*DESCRIPTION OF THE TASK*: Locate each line in the records containing "photo". Copy it.

[INFORMATION SHOWN]

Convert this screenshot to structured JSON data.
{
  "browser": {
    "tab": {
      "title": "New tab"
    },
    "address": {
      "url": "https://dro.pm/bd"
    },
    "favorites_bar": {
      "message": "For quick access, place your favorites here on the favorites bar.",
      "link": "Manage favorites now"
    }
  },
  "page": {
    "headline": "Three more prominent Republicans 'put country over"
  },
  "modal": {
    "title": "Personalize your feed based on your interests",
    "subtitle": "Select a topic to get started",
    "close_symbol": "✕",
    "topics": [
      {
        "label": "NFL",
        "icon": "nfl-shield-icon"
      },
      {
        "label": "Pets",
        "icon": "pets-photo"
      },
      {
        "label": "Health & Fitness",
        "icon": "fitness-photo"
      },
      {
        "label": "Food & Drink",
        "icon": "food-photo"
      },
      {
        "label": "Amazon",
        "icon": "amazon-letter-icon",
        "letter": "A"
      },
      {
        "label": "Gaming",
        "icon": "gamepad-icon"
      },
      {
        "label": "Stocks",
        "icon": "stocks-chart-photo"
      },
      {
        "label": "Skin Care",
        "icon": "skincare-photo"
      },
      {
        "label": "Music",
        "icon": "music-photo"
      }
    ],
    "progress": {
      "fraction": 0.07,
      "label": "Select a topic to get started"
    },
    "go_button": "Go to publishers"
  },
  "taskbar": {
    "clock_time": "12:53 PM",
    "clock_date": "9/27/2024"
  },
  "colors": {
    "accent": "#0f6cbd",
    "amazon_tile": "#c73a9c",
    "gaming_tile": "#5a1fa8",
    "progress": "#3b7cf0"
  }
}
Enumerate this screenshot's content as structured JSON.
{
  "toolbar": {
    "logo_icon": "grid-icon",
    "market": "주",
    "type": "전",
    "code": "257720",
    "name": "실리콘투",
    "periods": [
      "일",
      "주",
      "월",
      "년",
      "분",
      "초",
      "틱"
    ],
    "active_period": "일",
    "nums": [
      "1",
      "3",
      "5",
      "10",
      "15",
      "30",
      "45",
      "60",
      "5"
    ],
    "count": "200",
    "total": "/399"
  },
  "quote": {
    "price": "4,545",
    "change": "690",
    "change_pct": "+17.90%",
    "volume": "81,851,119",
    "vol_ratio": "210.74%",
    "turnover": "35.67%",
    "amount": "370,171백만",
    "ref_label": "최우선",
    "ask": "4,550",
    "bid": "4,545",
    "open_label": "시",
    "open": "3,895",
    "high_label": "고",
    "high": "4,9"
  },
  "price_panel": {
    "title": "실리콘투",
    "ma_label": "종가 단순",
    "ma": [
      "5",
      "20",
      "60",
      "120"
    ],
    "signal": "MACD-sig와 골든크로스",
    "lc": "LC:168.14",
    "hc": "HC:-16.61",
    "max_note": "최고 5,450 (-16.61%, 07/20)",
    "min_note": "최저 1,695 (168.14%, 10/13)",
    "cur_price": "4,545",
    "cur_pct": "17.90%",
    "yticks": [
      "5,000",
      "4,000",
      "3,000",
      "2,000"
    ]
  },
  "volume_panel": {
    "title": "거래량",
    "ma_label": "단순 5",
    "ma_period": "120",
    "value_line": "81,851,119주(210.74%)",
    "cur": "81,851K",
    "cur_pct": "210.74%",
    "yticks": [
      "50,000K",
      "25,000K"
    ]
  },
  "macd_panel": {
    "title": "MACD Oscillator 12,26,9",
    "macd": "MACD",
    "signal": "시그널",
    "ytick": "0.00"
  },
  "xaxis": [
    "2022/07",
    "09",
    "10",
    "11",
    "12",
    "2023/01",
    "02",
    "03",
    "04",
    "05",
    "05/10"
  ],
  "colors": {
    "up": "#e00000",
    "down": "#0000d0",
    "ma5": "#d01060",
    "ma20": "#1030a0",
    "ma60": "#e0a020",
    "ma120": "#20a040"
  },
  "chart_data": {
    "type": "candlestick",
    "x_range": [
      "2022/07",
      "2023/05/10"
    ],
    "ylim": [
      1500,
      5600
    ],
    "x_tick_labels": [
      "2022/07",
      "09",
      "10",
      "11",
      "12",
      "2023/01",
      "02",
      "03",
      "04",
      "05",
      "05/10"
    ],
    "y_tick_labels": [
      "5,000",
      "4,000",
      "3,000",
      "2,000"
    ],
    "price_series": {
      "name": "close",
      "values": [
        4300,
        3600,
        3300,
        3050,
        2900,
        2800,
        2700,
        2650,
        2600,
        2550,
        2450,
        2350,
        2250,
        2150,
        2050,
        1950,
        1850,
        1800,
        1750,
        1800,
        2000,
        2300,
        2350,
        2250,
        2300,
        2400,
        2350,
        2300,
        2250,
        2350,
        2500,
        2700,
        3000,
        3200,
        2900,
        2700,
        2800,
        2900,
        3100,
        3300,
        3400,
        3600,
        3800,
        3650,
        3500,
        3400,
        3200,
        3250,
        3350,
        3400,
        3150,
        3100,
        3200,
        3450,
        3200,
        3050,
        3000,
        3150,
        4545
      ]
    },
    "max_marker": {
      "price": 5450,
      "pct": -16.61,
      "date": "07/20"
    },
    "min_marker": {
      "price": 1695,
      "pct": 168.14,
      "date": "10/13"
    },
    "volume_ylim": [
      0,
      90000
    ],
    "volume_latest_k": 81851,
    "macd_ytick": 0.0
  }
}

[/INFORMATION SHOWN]

*EXPECTED OUTPUT*:
        "icon": "pets-photo"
        "icon": "fitness-photo"
        "icon": "food-photo"
        "icon": "stocks-chart-photo"
        "icon": "skincare-photo"
        "icon": "music-photo"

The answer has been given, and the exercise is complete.